* **THE TASK**:
Please find every line in the records below that contains the word "title", and copy it.

^^^^

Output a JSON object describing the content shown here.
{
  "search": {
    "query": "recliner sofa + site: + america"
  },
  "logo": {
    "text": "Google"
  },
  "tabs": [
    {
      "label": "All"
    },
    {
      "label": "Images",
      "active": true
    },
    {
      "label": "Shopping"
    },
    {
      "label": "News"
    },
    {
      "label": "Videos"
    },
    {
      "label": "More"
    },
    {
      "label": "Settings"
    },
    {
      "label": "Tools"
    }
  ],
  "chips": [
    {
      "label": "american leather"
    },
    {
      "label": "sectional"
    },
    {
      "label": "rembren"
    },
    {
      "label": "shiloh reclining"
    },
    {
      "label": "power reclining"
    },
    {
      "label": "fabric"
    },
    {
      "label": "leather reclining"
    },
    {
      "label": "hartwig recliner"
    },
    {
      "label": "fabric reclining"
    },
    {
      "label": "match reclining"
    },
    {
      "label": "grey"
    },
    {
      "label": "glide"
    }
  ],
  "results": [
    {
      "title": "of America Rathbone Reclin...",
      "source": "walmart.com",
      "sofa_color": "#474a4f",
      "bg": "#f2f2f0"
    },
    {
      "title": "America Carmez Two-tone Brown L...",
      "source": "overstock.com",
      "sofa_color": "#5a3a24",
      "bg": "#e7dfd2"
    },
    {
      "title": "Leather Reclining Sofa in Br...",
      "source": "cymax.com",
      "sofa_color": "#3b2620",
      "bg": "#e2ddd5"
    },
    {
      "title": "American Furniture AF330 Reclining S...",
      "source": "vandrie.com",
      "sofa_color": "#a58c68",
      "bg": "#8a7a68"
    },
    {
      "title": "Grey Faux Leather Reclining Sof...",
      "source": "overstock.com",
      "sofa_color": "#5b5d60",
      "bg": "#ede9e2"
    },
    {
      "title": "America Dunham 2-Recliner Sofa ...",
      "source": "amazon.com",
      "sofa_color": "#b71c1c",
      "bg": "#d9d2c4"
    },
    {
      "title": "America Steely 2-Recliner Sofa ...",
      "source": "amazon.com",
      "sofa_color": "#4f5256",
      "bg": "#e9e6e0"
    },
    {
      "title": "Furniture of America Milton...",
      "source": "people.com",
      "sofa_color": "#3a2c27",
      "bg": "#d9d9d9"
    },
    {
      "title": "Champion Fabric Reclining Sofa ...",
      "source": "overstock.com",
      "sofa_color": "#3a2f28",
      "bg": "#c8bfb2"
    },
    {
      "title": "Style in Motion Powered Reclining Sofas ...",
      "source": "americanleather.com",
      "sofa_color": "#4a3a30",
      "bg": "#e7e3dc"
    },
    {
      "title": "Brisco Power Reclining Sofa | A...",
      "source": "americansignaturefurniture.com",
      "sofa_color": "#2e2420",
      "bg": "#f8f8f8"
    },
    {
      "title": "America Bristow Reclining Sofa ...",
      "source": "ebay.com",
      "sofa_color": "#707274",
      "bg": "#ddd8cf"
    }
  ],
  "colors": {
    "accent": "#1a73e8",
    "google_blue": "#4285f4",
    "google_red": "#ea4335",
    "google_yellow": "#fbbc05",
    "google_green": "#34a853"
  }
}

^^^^

* **WRITTEN ANSWER**:
      "title": "of America Rathbone Reclin...",
      "title": "America Carmez Two-tone Brown L...",
      "title": "Leather Reclining Sofa in Br...",
      "title": "American Furniture AF330 Reclining S...",
      "title": "Grey Faux Leather Reclining Sof...",
      "title": "America Dunham 2-Recliner Sofa ...",
      "title": "America Steely 2-Recliner Sofa ...",
      "title": "Furniture of America Milton...",
      "title": "Champion Fabric Reclining Sofa ...",
      "title": "Style in Motion Powered Reclining Sofas ...",
      "title": "Brisco Power Reclining Sofa | A...",
      "title": "America Bristow Reclining Sofa ...",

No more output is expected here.